Out of post-apartheid South Africa comes a thriller good enough to and nip at the heels of le Carré.
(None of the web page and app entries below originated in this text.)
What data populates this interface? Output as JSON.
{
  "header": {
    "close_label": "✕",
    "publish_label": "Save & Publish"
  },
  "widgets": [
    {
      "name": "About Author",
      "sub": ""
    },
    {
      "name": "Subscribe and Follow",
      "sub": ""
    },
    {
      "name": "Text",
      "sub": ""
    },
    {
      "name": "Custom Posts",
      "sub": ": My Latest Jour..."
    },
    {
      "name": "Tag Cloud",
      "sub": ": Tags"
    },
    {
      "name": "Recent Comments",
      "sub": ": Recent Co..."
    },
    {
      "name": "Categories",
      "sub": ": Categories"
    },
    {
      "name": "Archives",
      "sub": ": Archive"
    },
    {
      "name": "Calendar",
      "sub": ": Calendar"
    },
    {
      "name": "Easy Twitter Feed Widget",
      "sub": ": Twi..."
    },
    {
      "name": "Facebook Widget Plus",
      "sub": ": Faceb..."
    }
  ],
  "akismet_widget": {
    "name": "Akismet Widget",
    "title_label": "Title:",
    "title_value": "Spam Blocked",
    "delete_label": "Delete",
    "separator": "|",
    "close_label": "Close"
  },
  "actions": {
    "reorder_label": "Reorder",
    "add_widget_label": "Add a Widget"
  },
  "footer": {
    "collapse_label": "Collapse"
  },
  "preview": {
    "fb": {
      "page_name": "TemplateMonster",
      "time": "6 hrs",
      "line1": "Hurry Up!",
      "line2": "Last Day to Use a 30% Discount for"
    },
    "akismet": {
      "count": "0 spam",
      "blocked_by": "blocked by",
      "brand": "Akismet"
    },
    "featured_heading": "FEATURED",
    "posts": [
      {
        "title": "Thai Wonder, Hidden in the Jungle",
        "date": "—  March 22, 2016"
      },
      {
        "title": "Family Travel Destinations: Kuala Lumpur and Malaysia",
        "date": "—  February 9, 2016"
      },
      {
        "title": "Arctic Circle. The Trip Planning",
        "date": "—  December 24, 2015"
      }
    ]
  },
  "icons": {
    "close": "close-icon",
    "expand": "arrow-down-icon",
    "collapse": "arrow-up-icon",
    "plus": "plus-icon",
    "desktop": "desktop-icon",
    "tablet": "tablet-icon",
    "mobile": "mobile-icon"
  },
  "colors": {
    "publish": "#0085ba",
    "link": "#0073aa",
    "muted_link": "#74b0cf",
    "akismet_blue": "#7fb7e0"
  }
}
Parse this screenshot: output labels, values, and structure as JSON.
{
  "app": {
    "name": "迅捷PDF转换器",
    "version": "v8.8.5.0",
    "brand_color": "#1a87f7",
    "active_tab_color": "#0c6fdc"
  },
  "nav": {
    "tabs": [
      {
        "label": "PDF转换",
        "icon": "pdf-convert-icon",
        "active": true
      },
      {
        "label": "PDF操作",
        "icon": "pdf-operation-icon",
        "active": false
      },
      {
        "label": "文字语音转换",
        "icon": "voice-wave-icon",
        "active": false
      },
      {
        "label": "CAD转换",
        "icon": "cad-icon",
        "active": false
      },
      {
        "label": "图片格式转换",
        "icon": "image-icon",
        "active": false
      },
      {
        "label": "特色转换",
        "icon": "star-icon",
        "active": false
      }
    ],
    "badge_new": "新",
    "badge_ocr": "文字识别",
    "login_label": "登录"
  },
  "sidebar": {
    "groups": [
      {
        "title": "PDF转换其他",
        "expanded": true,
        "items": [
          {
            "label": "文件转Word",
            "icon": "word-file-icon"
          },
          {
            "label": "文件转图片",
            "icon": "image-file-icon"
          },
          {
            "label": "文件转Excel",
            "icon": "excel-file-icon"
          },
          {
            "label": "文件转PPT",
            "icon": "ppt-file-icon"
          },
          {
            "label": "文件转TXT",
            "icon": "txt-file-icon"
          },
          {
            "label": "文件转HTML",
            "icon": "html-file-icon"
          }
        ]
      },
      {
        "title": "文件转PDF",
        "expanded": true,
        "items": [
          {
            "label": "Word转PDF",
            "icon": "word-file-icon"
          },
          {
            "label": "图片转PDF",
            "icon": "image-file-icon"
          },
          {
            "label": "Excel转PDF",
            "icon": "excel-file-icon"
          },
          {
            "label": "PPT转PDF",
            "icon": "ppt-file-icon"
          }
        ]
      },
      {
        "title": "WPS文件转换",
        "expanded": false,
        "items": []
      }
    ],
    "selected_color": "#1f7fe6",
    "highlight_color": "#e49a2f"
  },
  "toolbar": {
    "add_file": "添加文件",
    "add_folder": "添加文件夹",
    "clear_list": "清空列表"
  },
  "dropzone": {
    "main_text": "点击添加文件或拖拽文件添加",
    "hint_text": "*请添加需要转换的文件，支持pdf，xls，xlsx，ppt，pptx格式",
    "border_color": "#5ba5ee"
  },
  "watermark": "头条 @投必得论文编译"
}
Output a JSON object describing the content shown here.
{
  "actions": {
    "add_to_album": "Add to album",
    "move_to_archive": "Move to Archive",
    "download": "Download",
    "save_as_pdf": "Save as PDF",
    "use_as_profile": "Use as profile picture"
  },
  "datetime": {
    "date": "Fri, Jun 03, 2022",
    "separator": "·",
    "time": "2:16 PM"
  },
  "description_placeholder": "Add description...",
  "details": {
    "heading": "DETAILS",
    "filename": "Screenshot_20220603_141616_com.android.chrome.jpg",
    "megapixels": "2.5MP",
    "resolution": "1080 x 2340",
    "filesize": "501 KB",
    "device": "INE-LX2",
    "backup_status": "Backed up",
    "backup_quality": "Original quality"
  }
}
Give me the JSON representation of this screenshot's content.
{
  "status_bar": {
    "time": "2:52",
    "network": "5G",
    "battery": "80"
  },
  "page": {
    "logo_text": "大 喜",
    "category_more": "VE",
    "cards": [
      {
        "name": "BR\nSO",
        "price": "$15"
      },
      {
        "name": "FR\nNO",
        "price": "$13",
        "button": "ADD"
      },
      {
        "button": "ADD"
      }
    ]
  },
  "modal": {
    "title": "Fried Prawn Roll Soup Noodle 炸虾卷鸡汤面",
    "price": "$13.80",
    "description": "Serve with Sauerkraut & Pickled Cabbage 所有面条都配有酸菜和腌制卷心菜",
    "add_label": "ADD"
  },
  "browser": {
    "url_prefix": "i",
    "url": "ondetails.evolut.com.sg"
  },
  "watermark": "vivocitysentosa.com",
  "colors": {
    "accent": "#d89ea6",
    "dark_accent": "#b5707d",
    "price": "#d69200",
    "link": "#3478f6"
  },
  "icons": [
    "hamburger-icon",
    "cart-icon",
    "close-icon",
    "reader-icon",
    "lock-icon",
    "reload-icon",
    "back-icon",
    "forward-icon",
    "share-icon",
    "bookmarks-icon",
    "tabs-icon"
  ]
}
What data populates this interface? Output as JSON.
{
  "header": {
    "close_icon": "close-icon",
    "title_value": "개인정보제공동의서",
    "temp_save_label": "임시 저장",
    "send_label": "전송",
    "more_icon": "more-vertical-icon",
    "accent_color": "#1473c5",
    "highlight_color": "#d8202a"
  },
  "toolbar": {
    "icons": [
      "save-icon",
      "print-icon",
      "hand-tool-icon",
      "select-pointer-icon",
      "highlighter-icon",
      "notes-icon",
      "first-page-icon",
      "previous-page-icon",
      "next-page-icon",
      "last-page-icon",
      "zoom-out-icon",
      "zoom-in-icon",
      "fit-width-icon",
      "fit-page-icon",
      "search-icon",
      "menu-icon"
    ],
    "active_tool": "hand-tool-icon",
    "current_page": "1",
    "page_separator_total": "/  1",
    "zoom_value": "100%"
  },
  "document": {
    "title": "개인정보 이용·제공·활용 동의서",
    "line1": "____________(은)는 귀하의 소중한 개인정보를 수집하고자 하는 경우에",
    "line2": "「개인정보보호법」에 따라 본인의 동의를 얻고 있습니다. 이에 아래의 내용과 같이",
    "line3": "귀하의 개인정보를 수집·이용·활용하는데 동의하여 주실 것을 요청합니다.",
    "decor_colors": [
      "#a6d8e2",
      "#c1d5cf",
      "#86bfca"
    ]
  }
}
Thobela Mpayipheli is six-foot-three, a giant of a man so (naturally) they call him “Tiny.” During the Struggle, he was an ANC (African National Congress) hero, a ferocious and decorated fighter. But that was then: Tiny’s now is Miriam Nzuluwazi, the “tall, lean, strong and beautiful woman” who kisses him each night when he arrives home from his low-level, low-profile job in Cape Town. Miriam, her small son, their small house, that’s Tiny modest life—and it’s a life he loves. But the advent of a perfectly ordinary woman named Monica Kleintjes sends it crashing. Monica is the daughter of old comrade Johnny Kleintjes, who is in serious trouble, and to whom Tiny owes a debt of honor. If he fails to deliver a certain information-packed disk to a certain blood-thirsty band of terrorists, Johnny's a dead man, Monica tells him, handing him the disk. Tiny, a closet Romantic, as perhaps all great warriors are at their core, believes he has no choice but to accept the mission. Naturally, the disk turns out to be eagerly sought by a variety of inimical entities: among them, the CIA, al Qaeda, and the still fledgling South African government. As he zigzags through Africa on a stolen motorcycle, Tiny, now an object of intense and frequently murderous interest, tries, for the sake of survival, to sort out the conflicting realities governing his situation. He discovers, however, that like the desperate ex-hero on the BMW bike, “the truth is a moving target.”
Wonderful setting; rich, colorful cast, headed by a valiant/vulnerable protagonist who makes empathy easy. Impossibly convoluted, of course—hey, it’s a suspense novel—but fans of the genre won’t want to miss Meyer’s US debut.